A few years ago I made a choice to eat very little meat. Everyone who comes to a this dietary decision gets there for one of several reasons. For some, it's a matter of animal welfare. For me, it was the impact of excessive meat intake on my personal health: meat, particularly red meat and processed meat like bacon, has been linked to increased risk of heart disease, cancer, and other diseases. Plus, beef in particular is astonishingly carbon-intensive; were people to forgo only red meat in favor of beans (while, mind you, continuing to eat pork and poultry), the U.S. would come very near Paris Accord carbon emissions goals, all without a change in driving habits or other energy production from fossil fuels, and without a change in efficiency.
Giving up meat for me was astonishingly easy. I don't miss it. Were you to ask me to give up sweeteners, we'd have a problem. I like desserts more than I should, and despite my frequent screeds against bug juice, I have an occasional caffeine-free Diet Coke. But no meat? No problemo. Part of the reason for this is that we've had a big increase in the availability of meat substitutes in the past decade or so. This doesn't affect me so much as it affects people who eat with me. I can make meals that are almost meat that I can serve to carnivorous friends and family without feeling like I'm depriving them of anything. But hamburgers, the quintessential American food, have been a problem. I've tried multiple veggie patties and black bean patties. They're all mostly okay, but they're no substitute for real meat. You have to have in your mind that you're not eating a hamburger to enjoy them. You tell yourself, "This is a good veggie burger," but you can never convince yourself that you're eating a real-for-real hamburger.
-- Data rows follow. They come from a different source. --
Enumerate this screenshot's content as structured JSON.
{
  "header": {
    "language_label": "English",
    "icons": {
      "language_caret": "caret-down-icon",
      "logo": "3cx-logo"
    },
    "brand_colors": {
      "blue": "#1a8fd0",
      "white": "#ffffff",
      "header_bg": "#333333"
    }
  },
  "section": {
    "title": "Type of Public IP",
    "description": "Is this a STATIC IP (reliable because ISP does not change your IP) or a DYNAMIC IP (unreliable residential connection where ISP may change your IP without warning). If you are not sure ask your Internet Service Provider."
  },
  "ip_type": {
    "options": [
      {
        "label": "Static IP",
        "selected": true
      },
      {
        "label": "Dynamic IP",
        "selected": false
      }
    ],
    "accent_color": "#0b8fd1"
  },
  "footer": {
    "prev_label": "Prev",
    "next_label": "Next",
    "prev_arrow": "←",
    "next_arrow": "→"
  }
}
Then I heard about Impossible Foods and their bleeding vegan hamburgers. I was intrigued, but there was no place near home for me to try one. But last summer I was in Houston a week or two before Hurricane Harvey. We found a Hopdoddy just west of Rice Stadium:
This was directly adjacent to Rice's semi-famous 1/3 mile "Bike Track," whose popularity I assume is at least partly due to the apocalyptic artillery-grade roughness of the surrounding streets. Hopdoddy was pushing the Impossible Burger hard:
But that didn't mean they didn't have the customary pile o' beef in their kitchen:
And it didn't mean that when I ordered on the waitress wouldn't say I was "brave." But when it arrived, so far, so good:
My burger looked like a million bucks. But I didn't get a chance to find out if my burger bled; it was well-done:
Impossible Burger has the look and feel of beef. It has the mouthfeel of beef. It just does. For all intents and purposes from the consumer end, this is beef. I tried a bite of my son's regular patty for a taste test. I'm a bit of an unreliable witness here; my enthusiasm for meatless foods taints my impression of these things. But honestly, the only difference was that his real burger was saltier. I suspect Impossible keeps the salt content lower to avoid dryness.
I liked the one I ate so much that I convinced my then-ten year-old daughter, a notorious carnivore, to try one. She will eat veggie patties, begrudgingly, the way somebody who's tasted whole milk will settle for almond milk on her cereal if they don't have a choice. But after tasting mine, she was enthusiastic to get her own. And she's had several since.
The primary ingredients are wheat, coconut oil, potatoes, and heme. Heme is part of the molecule that carries oxygen in your bloodstream: "hemoglobin." Impossible gets its heme in the form of soy "leghemoglobin." Their website says they chose it because of taste and lack of allergenicity. I suppose this means people won't get a rash if they eat it. Not that I knew hemoglobin allergies were a big problem.
If you're the anti-GMO type (I'm most certainly not), beware that Impossible's leghemoglobin is produced by a genetically modified yeast. But it is 100% vegan. It's not gluten-free, which is a bummer for the small fraction of the population with celiac disease. For the remaining 99% of us, it's neither here nor there. Impossible burger patties are kosher. Halal are anticipated later this year.
My second Impossible Burger was in Washington, D.C., for a work trip. My daughter's, ironically, came with bacon:
My wife's medium-rare (not ordered that way, but delivered that way) patty gave us a chance to taste the heme without the searing. It definitely loses something. The seared heme is important:
I tried to convince my daughter that the tater tots were also "Impossible," but that since they were naturally made of potatoes the impossible factor was figuring out how to make them out of animals. She didn't buy it:
Impossible Burgers are now served in more than 1,500 restaurants. Since April, White Castle has been selling Impossible Sliders for just $1.99. After trying Impossible Burgers myself, I'm convinced that meat production in the way we've been practicing it for the past 100 years has an expiration date. We simply won't tolerate the health and environmental consequences of it when we have alternatives that are this good. I'm not here to tell you that Impossible Burgers represent any kind of achievement. Quite the contrary: as good as they are, they're just the beginning. Meatless "meat" is the worst today that it ever will be. It will only get better from here. Next phase vegetarian chicken? Faux eggs? Faux seafood?